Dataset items
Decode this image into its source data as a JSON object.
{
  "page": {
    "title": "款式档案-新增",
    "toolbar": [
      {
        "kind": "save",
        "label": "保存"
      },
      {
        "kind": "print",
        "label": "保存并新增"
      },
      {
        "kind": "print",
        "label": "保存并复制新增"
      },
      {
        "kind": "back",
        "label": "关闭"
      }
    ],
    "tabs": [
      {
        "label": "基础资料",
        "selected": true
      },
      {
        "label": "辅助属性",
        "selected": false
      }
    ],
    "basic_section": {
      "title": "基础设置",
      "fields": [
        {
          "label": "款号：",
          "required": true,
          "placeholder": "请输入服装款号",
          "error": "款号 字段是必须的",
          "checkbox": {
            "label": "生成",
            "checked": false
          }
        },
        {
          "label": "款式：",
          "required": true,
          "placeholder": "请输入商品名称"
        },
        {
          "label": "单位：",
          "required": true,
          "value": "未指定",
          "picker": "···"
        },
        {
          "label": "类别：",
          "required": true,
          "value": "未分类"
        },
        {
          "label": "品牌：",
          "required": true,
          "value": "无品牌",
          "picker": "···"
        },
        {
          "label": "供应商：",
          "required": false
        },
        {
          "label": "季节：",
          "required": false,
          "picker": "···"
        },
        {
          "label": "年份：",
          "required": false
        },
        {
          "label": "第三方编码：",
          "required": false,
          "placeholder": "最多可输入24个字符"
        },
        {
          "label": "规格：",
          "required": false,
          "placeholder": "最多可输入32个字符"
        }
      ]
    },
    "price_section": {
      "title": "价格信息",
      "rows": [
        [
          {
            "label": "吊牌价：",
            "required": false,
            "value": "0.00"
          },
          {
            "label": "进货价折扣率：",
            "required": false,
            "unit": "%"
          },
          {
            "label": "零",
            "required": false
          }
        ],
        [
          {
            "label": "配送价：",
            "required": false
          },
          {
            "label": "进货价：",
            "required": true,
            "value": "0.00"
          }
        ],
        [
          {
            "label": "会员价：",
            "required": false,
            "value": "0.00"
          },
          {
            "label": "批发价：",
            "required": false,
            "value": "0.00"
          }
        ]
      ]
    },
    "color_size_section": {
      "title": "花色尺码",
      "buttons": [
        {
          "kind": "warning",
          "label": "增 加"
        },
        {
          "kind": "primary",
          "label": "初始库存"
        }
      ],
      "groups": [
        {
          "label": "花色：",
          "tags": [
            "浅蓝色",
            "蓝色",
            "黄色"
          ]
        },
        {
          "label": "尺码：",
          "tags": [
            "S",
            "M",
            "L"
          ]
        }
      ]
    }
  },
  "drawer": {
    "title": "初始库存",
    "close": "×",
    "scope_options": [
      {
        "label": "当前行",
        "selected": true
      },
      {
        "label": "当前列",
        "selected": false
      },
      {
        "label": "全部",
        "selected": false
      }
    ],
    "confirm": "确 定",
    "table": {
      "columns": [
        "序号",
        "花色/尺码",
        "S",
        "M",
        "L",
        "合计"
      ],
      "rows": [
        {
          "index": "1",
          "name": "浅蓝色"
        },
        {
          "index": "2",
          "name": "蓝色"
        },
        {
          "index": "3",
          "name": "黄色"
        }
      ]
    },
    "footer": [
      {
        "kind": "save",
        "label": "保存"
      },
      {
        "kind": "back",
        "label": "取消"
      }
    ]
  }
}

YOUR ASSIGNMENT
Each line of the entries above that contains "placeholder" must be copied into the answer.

RESPONSE TO THIS TASK
          "placeholder": "请输入服装款号",
          "placeholder": "请输入商品名称"
          "placeholder": "最多可输入24个字符"
          "placeholder": "最多可输入32个字符"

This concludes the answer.